Exercise description -
In the listing that follows, count each line where the word "glyph" appears; write nothing but the count.

Data extract -
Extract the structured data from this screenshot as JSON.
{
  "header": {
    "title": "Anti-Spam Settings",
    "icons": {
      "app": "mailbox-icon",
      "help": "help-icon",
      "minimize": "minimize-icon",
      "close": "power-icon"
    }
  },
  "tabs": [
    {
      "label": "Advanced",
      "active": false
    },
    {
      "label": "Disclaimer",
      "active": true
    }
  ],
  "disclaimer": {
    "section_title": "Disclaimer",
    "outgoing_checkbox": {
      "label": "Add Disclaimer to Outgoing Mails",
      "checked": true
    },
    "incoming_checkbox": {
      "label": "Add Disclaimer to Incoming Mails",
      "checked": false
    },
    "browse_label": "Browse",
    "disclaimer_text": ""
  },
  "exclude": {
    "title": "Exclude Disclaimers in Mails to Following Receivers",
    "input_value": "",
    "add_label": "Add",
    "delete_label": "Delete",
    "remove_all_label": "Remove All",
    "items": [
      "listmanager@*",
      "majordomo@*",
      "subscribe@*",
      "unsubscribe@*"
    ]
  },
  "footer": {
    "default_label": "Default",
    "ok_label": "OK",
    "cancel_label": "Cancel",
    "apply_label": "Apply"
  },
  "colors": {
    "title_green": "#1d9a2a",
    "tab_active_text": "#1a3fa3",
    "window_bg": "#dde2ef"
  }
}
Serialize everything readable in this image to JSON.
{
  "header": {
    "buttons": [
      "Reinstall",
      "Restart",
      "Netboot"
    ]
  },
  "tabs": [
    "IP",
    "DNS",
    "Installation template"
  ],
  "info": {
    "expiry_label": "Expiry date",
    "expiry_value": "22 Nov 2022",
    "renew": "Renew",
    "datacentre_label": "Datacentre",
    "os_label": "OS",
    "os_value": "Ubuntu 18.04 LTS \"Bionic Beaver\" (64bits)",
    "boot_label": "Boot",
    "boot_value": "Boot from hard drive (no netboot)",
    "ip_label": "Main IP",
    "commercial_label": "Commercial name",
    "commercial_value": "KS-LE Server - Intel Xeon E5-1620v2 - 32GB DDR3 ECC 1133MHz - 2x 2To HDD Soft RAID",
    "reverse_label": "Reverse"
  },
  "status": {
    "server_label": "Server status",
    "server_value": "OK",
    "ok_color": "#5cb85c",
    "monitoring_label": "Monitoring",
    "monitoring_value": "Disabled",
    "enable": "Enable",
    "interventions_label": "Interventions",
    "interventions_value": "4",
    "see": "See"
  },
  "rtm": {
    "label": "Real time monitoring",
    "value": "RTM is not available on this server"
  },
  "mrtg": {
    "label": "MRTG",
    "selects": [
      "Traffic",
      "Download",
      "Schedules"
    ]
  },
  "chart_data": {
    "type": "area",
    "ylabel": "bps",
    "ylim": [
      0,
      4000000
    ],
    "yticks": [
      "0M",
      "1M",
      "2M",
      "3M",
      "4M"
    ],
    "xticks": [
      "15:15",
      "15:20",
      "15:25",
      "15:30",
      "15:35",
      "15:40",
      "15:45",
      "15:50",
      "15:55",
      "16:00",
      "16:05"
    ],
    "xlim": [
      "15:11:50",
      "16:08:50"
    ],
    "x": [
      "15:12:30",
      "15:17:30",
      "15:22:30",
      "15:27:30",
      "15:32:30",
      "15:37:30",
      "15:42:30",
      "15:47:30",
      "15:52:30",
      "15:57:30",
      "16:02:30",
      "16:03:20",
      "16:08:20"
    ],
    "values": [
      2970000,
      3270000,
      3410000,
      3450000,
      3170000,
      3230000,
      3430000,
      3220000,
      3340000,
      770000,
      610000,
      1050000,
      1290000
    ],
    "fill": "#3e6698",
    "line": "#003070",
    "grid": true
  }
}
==
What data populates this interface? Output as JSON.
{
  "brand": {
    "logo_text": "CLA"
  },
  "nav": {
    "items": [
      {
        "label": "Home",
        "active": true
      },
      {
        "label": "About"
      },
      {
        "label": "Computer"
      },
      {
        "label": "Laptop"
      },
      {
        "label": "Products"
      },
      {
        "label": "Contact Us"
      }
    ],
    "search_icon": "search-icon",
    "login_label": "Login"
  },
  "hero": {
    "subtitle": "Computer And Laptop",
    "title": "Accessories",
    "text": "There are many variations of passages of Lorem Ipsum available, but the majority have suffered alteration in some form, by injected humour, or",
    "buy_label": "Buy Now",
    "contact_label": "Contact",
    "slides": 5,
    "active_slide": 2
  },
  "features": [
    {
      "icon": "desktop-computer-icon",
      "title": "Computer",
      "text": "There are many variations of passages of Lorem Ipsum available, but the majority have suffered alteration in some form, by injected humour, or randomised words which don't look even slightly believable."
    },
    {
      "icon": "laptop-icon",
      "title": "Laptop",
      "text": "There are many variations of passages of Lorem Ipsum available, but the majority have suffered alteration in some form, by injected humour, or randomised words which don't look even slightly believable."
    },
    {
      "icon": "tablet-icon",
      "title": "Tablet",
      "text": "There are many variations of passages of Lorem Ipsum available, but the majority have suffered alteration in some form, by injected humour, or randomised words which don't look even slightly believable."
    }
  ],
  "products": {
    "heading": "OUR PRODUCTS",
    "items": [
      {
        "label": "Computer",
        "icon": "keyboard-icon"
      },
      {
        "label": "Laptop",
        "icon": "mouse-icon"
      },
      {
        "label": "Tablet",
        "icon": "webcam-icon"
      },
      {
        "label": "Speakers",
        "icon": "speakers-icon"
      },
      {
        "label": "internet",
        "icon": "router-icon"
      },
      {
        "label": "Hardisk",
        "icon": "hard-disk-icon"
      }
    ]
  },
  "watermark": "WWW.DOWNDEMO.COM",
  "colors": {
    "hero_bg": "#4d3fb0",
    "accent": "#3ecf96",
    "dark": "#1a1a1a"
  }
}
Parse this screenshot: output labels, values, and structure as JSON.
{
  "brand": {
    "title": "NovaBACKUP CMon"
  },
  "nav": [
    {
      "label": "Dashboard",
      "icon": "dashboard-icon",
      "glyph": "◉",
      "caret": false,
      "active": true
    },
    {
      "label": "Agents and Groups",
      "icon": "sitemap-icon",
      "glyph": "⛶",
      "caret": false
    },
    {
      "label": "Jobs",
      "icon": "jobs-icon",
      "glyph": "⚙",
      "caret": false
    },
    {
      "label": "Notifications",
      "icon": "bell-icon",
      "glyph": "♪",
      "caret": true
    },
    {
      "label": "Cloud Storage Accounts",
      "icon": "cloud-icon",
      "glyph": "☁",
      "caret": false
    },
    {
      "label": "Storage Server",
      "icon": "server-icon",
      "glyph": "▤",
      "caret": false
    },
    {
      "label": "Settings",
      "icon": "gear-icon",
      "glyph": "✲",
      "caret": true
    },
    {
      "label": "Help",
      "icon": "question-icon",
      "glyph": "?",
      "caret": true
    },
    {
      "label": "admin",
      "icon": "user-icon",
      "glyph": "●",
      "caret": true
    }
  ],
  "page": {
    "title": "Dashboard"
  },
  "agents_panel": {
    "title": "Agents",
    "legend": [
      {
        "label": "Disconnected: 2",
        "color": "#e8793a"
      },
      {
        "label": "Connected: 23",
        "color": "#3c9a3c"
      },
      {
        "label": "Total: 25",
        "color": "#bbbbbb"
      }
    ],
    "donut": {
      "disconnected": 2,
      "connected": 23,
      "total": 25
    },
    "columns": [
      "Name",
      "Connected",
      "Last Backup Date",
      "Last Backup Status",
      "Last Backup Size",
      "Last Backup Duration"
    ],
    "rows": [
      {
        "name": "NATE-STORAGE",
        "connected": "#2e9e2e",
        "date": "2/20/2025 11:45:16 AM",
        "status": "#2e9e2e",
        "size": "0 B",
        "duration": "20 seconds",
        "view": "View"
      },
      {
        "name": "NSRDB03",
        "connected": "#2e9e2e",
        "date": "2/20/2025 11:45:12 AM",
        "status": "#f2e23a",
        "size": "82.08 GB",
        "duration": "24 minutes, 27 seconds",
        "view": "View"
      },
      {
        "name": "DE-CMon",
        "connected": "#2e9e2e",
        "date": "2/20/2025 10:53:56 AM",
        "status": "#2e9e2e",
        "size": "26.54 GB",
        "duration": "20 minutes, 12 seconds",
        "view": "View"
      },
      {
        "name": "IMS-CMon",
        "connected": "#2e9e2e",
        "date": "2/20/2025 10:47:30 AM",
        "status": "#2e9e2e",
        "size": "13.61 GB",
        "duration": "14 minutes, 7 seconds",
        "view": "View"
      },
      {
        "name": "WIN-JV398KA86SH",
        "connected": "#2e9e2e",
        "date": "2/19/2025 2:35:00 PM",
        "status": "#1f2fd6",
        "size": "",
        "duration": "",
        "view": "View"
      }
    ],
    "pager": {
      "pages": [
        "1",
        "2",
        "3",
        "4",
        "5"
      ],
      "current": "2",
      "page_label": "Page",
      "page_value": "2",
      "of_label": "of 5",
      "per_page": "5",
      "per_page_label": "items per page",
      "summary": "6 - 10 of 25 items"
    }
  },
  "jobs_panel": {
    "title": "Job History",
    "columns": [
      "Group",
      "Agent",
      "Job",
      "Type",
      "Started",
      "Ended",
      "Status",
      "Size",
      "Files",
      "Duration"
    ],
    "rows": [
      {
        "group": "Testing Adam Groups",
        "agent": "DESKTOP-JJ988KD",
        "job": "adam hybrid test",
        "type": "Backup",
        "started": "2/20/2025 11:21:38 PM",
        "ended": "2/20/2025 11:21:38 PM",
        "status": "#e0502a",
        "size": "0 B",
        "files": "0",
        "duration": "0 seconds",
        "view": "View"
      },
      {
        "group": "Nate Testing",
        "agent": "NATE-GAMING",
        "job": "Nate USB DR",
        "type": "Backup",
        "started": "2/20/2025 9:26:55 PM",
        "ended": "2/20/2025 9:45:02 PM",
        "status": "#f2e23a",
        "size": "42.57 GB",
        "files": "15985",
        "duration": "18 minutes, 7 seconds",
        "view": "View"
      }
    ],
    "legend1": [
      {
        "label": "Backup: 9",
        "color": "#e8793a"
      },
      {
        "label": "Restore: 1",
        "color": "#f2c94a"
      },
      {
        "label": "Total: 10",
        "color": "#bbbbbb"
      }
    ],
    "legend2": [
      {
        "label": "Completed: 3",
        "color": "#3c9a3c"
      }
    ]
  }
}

Reply -
9